Finer and finer scales reveal more and more detail and lead to longer and longer coastline lengths. On a world globe, the eastern coast of the United States looks like a fairly smooth line that stretches somewhere between 2000 and 3000 miles. The same coast on an atlas page showing only the United States […] seems more like 4000 or 5000 miles. […] A person walking along the coastline, staying within a step of the water’s edge, would have to scramble more than 15,000 miles to complete the trip.
This is an important idea. Remember it! We’ll be revisiting it later in the course.
The rest of our time in class was spent working on our fractal designs in FractaSketch. Don’t forget the expectations for the soon-to-be-announced Fractal Art Show! I expect from each of you one entry in three of the following categories:
- Tree (or shrubs, bushes, weeds, etc.)
- Realistic (other natural phenomena)
- Artistic (patterns, designs, etc.)
Again, each student will be submitting three entries, each falling in a separate category. You are welcome to submit more designs if you would like, but they will be placed in a separate “Additional Works” category.
Please feel free to work on your designs outside of class and transfer them to the laptops we’ve been using in class.

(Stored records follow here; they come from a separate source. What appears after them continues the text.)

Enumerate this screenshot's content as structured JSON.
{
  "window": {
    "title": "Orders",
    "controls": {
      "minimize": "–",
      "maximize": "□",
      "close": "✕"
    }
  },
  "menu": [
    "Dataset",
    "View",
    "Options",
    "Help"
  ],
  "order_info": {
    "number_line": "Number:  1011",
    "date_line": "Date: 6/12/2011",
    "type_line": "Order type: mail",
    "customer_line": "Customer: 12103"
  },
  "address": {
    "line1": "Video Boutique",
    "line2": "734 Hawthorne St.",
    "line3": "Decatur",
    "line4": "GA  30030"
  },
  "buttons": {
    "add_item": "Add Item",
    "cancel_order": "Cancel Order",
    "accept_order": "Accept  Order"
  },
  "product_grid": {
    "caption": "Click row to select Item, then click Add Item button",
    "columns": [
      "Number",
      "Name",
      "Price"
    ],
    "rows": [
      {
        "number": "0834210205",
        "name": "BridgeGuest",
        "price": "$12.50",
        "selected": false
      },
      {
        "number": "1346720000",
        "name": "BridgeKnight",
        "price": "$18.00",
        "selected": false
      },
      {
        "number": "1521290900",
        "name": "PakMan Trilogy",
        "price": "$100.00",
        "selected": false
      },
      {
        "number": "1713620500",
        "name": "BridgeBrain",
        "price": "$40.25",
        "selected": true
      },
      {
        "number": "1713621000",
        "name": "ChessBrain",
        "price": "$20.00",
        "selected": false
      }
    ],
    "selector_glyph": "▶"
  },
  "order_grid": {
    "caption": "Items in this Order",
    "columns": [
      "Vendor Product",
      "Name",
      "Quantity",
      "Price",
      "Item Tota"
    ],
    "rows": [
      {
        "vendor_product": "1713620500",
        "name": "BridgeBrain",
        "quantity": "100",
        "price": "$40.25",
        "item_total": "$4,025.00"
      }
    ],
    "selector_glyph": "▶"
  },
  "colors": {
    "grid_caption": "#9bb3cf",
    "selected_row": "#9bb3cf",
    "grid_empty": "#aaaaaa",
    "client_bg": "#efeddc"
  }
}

Homework: Read On Being the Right Size, an essay written by biologist JBS Haldane in 1926. We will discuss this reading tomorrow. As you read, ask yourself this classic question from the Internet: “Which would you rather fight: one horse-sized duck or 100 duck-sized horses?”